Yuki is the most interesting of the two in this regard, however, as she actively fears her wolf half. She has every right to be, obviously, as she has no idea how humans would react to knowing she could turn into a wolf. Her fear manifests most greatly when she ends up getting backed into a corner and cuts Souhei’s ear with her claw, almost giving away her secret entirely. In the end though, there is a very big positive, as she ends up showing Souhei her wolf-half and he fully accepts her for who she is. In that sense, Yuki manages to assimilate into human life without entirely giving up her wolf-side. But it still shows up more as something she has to live with rather than something she’s proud of. Whether she truly accepts her wolf-side into the equation is never that apparent.
Ame’s conclusion, on the other hand, is much clearer. He follows through on his abandonment of human life- but not out of hatred or fear, but out of instinct and the desire to. It likely doesn’t justify most of his actions in the second half of the film, but it’s something. And even so, I don’t think Hosoda’s final portrayal of Ame’s decision is anything but positive. His mother cheers him on as he climbs the mountain he has decided he would be the king of (which, by the way, is still the dumbest line in the entire film), and even though she’s disheartened that he would leave her, in the end, she is fully accepting of her position.

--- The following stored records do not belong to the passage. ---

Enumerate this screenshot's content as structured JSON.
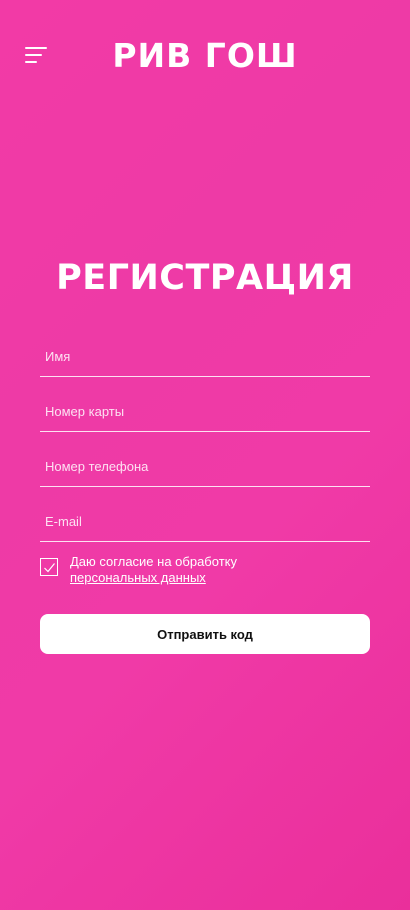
{
  "header": {
    "logo_text": "РИВ ГОШ",
    "menu_icon": "hamburger-menu-icon"
  },
  "page": {
    "title": "РЕГИСТРАЦИЯ"
  },
  "form": {
    "name_placeholder": "Имя",
    "card_placeholder": "Номер карты",
    "phone_placeholder": "Номер телефона",
    "email_placeholder": "E-mail",
    "consent_text": "Даю согласие на обработку",
    "consent_link": "персональных данных",
    "consent_checked": true,
    "submit_label": "Отправить код"
  },
  "colors": {
    "background": "#ef3aa6",
    "button_bg": "#ffffff",
    "button_text": "#111111"
  }
}
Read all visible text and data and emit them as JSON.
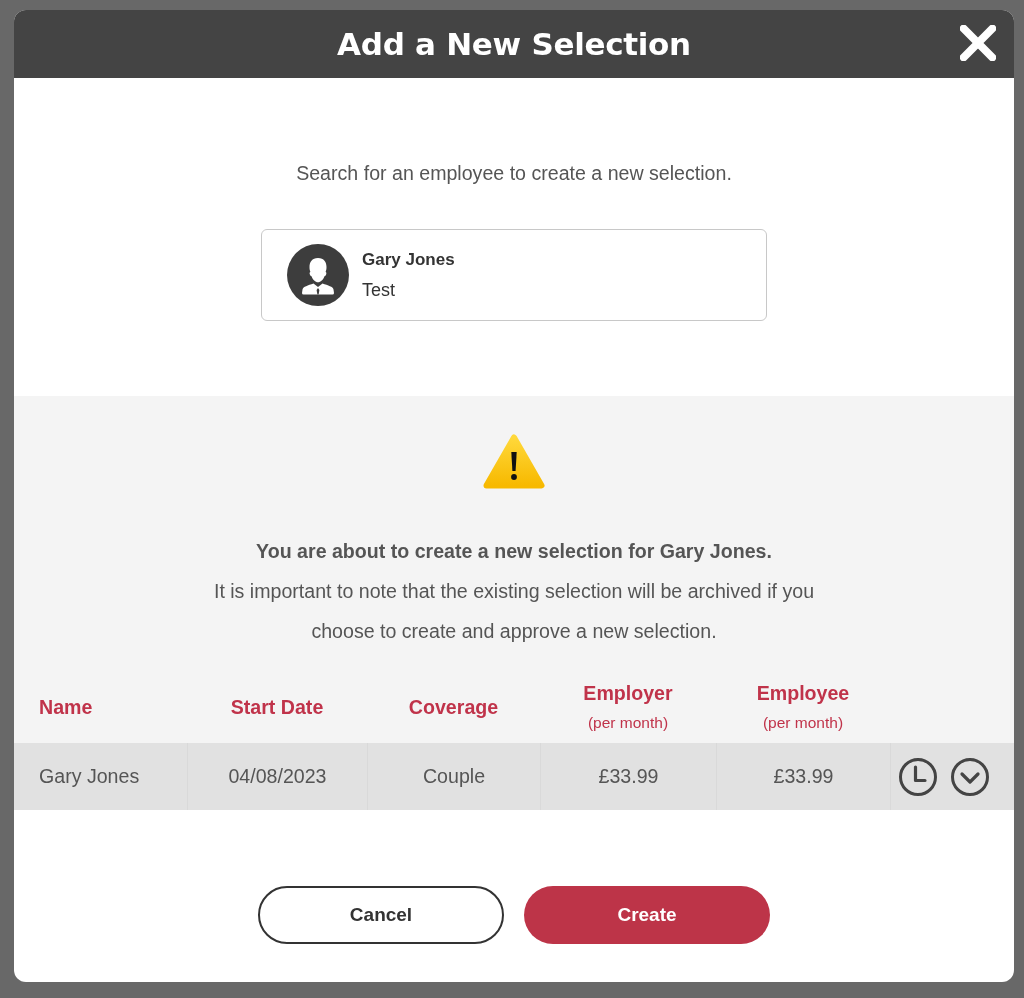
{
  "dialog": {
    "title": "Add a New Selection"
  },
  "search": {
    "prompt": "Search for an employee to create a new selection.",
    "result": {
      "name": "Gary Jones",
      "detail": "Test"
    }
  },
  "warning": {
    "heading": "You are about to create a new selection for Gary Jones.",
    "message": "It is important to note that the existing selection will be archived if you choose to create and approve a new selection."
  },
  "table": {
    "columns": [
      {
        "label": "Name"
      },
      {
        "label": "Start Date"
      },
      {
        "label": "Coverage"
      },
      {
        "label": "Employer",
        "note": "(per month)"
      },
      {
        "label": "Employee",
        "note": "(per month)"
      }
    ],
    "rows": [
      {
        "cells": [
          "Gary Jones",
          "04/08/2023",
          "Couple",
          "£33.99",
          "£33.99"
        ]
      }
    ]
  },
  "buttons": [
    {
      "label": "Cancel",
      "kind": "secondary"
    },
    {
      "label": "Create",
      "kind": "primary"
    }
  ]
}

But in the end, I feel Hosoda’s point has nothing to do with the choices Ame and Yuki make, themselves. His use of those characters is to portray and explore the concepts of finding acceptance as best he can. The choices they make are just that: choices that children make in life. Really, the true meaning in the film comes not from those choices, but the wolf children’s ability to make them. Hosoda’s biggest argument comes through Hana, who tries her hardest from start to finish to give her children what they need to find themselves– even at her own expense, and even if the choices they make are ones she doesn’t view as successful.
The final question she asks, whether Ame has learned anything from her, is one that is left unanswered– and even viewers are left without any real knowledge to what that answer could be. You’d assume he did, simply based on his growth under her wing, but his final abandonment throws everything up in the air. Yet even then, even when it becomes completely unclear if she has done anything to teach Ame anything, Hana is still in support of his decision. And looking back, that had always been the key, even when Ame was unsure of himself.
Wolf Children’s most important argument is that in a child’s search for identity, the best and most important thing a parent can do is allow them room to grow and offer support even if you dislike exactly what identity they’ve chosen– because that identity is who they are and finding yourself and where you belong is one of the most important missions in anyone’s life.